We sometimes hear that credit unions have a challenging time agreeing on the movement’s “most important” issue. That shouldn’t be a surprise. We have a very diverse movement.
But, outside of preserving credit unions’ tax-exempt status (which just about everybody “gets”), interchange has become the issue that both unites and infuriates credit unions almost more than anything else—at least since the 1998 Campaign for Consumer Choice to preserve credit unions’ ability to add small employee groups to their memberships.
Interchange is a money issue. It affects credit unions and their members directly in their pocketbooks. Coupled with the additional weight of insurance fund assessments and crimped revenue due to the economic slowdown—and memberships unwilling to take on more debt and reluctant to pay more fees—the impact of the issue is magnified considerably.
We had expected to be dealing with more industry-specific issues, such as supplemental capital and member business loans. These remain our top legislative priorities.
But the interchange issue persists. It’s a real and troublesome challenge for credit unions. And we must address it as we pursue our other priorities.
Here’s what we’re doing:
* Urging Congress to take another look at the interchange provision and its impact on smaller institutions such as credit unions. (We were the first to call on Congress to do so. Congress responded affirmatively by scheduling a House Financial Institutions Subcommittee hearing last month). We’re pushing for a Senate hearing on the issue as well. Short of outright repeal of the provision, we’re hoping that congressional action will require the Federal Reserve to delay its rule until there’s a comprehensive review of the law’s impact on smaller institutions.
* Facilitating comment letters to the Fed. At press time, more than 4,000 letters had been sent to the Fed through CUNA’s online commenting tools. And we hear that more than two-thirds of the letters the Fed received were from credit unions.
Some have raised their eyebrows at our letter-writing approach, questioning whether the Fed would pay attention to so many letters. But credit union people are busy running their credit unions, and they gladly rely on the assistance we can give them to make their views known to the Fed. I can assure virtually all readers of this column that most credit unions offering debit card services to members—about 70% of credit unions overall—are very concerned about the new law and the Fed’s rules. (They must be finalized by April 21.) As proof, I have the letters, e-mails, phone message slips, and questions I’ve received from credit union leaders I’ve met at public events.
* Meeting with senior Fed officials to explain the real impact of the interchange provision on credit unions of all sizes, regardless of the $10 billion “carve out.”
* Collaborating with the Electronics Payments Coalition—the financial services industry group made up of credit union, bank, and debit card processor groups—to make our case with Congress, the regulator, and the public that the new law and regulations could mean some real problems for consumers.
* Working with the press across the nation so that it understands the harm the interchange provision can have on credit unions’ ability to keep offering affordable financial services to members, especially those who can least afford to pay anything extra for those services.
* Explaining to consumer and other interested groups the issues and costs that credit union members might face as a result of the new law and rules, such as fees or discontinuing debit programs.
None of this comes at the expense of our work for credit unions to secure supplemental capital, expand their business lending authority, or reduce their regulatory burden.
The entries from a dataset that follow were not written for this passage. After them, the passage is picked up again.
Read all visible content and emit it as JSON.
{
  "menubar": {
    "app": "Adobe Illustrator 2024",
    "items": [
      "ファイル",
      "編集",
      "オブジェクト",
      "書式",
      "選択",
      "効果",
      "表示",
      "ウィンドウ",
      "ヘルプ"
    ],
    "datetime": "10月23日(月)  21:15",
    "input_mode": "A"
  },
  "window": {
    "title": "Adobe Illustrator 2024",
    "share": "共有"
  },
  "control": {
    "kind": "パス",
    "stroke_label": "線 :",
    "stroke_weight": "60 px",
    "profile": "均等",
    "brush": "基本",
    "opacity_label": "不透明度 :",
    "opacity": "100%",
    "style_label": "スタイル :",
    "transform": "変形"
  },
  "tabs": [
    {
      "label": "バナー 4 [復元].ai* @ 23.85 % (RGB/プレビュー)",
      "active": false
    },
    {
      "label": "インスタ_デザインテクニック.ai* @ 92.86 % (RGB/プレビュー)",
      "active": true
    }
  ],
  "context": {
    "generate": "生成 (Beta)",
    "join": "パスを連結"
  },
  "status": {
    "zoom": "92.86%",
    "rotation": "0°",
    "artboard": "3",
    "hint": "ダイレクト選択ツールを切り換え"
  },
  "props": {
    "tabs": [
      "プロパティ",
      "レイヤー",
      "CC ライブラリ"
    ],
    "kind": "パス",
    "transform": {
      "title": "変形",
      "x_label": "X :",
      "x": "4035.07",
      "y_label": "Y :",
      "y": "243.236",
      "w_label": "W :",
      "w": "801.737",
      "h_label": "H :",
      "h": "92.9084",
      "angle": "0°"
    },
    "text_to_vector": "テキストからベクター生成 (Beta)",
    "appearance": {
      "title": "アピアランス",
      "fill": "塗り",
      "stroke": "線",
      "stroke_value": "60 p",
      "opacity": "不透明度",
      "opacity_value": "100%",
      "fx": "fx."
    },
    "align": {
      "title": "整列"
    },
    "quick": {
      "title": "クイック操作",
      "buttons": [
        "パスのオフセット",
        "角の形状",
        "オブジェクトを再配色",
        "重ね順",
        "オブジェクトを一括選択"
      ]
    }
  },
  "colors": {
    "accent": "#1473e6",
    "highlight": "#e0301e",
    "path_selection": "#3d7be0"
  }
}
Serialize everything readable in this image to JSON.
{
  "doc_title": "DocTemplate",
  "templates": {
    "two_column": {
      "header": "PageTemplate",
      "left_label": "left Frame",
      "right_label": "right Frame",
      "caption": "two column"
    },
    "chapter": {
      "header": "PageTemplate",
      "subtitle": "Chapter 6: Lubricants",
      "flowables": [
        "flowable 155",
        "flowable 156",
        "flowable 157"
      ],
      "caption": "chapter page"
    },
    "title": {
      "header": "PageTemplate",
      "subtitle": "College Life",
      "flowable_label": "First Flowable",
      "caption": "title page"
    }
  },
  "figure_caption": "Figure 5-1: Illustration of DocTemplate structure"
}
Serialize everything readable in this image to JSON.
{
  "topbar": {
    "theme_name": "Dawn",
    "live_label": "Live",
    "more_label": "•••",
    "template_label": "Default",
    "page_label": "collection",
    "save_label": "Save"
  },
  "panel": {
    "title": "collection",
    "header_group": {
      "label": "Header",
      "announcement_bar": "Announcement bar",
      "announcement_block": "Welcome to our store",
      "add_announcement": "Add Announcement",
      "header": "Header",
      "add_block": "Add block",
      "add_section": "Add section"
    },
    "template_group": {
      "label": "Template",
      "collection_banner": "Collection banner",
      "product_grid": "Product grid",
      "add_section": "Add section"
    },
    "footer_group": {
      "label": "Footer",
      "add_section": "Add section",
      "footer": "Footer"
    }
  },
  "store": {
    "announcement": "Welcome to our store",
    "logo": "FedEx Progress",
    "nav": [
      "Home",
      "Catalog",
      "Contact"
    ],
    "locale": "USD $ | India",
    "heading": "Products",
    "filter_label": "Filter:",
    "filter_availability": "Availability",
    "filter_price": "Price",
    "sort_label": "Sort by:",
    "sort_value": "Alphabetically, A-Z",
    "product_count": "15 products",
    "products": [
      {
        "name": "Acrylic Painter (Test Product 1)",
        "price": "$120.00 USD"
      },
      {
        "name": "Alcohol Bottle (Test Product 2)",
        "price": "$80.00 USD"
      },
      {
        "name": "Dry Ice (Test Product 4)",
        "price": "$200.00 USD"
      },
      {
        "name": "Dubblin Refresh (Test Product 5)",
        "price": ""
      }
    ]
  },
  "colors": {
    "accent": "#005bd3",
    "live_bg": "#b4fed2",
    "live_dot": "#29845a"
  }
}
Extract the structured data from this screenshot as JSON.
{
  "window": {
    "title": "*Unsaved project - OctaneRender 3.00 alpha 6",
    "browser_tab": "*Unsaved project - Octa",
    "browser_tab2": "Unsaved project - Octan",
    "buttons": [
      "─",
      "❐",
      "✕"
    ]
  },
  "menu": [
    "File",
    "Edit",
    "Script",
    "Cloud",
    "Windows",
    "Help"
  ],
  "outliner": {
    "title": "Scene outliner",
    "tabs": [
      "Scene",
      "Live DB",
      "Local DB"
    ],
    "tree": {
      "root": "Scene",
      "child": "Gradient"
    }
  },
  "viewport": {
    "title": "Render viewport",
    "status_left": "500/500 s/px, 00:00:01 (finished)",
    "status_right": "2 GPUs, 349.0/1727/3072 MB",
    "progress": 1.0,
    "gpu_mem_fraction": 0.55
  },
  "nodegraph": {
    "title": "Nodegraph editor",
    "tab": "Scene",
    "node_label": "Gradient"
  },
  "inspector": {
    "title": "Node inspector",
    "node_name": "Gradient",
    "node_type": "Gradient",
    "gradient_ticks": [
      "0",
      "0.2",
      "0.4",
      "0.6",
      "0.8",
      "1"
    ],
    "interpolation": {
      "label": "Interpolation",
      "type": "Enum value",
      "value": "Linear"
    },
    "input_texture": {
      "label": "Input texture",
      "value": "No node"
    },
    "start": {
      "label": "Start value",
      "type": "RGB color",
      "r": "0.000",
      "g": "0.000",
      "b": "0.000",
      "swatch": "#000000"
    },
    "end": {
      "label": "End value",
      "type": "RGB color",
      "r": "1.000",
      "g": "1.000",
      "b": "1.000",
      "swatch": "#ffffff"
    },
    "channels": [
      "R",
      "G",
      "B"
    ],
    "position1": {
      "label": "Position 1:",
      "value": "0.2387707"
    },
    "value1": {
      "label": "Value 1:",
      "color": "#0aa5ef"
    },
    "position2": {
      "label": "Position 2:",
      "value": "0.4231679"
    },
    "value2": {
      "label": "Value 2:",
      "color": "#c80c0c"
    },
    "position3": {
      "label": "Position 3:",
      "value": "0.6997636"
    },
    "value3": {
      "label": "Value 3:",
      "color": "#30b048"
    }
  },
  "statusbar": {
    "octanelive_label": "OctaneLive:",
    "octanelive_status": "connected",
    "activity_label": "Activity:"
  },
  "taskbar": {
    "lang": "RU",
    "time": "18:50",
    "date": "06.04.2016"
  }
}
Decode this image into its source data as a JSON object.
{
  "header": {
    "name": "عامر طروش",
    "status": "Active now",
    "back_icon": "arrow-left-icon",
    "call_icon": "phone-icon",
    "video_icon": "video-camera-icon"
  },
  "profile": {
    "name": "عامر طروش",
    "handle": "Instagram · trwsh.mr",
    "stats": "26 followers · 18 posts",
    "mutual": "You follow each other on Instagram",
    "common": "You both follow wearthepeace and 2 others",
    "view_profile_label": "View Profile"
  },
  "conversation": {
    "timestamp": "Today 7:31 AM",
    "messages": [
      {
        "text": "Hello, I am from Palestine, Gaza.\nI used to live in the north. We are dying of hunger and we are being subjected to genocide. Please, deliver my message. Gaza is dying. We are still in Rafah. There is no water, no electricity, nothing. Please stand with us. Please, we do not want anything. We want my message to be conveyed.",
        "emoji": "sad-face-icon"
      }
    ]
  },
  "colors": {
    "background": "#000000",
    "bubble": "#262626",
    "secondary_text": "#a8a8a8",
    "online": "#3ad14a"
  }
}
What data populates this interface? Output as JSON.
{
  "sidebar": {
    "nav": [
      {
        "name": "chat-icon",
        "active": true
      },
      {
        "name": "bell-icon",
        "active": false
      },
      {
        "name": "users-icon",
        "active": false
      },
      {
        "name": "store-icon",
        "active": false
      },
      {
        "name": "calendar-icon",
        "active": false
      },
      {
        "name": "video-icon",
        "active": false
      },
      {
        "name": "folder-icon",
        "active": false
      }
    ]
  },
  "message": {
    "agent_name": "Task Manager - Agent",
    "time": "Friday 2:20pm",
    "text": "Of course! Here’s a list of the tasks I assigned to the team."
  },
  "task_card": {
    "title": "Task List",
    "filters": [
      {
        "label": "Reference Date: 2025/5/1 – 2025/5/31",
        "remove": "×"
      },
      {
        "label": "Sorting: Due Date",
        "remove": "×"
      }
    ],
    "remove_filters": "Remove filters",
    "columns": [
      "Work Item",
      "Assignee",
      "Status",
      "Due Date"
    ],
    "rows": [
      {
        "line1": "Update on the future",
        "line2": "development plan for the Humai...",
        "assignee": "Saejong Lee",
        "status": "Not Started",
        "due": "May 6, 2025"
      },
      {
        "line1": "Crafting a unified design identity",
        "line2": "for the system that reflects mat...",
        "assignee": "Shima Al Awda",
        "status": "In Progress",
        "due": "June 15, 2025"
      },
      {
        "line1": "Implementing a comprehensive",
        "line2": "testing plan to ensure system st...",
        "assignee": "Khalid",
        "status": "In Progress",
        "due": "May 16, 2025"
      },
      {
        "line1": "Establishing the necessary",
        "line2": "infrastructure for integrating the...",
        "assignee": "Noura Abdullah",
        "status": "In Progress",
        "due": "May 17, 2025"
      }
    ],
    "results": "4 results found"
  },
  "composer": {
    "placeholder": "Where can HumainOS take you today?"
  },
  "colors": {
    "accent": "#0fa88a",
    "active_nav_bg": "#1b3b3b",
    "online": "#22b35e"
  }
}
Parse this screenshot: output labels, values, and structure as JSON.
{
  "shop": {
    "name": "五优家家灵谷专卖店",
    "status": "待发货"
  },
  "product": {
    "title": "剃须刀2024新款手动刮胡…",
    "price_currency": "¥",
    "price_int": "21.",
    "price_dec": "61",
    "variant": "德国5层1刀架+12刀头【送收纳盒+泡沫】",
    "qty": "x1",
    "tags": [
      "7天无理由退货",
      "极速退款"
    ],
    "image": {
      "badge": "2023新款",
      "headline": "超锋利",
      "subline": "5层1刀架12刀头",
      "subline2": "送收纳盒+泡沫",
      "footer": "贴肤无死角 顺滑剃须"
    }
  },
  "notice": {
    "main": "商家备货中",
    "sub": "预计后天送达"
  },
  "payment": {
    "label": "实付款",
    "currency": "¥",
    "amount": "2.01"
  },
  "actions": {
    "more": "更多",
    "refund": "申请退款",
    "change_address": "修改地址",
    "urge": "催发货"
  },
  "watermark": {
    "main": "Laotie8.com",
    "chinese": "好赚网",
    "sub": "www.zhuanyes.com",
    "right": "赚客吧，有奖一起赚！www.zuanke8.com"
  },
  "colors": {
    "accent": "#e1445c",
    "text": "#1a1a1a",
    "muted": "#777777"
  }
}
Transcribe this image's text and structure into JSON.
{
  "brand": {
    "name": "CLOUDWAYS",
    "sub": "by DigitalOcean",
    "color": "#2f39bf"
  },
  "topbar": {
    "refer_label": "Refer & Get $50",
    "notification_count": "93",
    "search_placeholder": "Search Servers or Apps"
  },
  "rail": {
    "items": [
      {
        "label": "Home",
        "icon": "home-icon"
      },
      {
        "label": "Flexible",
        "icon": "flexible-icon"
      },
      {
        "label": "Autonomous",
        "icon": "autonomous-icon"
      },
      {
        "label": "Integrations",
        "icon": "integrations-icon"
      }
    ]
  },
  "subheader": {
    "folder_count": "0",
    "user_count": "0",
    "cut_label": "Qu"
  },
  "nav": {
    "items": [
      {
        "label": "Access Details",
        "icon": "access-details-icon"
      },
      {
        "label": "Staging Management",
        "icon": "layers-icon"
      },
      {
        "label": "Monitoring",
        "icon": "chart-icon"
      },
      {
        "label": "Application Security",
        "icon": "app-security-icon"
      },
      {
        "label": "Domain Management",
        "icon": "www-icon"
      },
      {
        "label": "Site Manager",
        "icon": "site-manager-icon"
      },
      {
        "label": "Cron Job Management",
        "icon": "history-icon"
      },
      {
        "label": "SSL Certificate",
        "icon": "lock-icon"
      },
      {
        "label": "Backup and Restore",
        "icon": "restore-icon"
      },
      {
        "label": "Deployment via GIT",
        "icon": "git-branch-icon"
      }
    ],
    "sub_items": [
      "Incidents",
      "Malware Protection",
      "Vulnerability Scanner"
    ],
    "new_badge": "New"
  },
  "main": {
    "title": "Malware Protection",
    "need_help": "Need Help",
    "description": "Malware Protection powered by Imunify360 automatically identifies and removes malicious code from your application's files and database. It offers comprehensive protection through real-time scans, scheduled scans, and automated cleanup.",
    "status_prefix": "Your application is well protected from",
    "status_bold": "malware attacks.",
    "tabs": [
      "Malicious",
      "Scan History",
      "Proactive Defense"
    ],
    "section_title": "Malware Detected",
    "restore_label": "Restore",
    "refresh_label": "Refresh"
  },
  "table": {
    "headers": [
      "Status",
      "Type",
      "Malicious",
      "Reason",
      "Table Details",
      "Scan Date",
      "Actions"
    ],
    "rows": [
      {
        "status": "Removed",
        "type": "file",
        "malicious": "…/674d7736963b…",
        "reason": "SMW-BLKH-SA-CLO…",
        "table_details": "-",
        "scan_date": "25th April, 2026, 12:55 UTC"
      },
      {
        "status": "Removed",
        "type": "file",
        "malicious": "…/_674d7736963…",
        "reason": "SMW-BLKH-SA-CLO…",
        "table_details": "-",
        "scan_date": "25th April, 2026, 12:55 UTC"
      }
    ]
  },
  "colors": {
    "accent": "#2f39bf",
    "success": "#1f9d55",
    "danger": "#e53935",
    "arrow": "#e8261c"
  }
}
Because all of these issues, including interchange, are of high importance to credit unions, we’ll pursue them for no other reason.
BILL CHENEY is president/CEO of the Credit Union National Association.
Not only does absenteeism affect your bottom line, it increases everyone’s workload.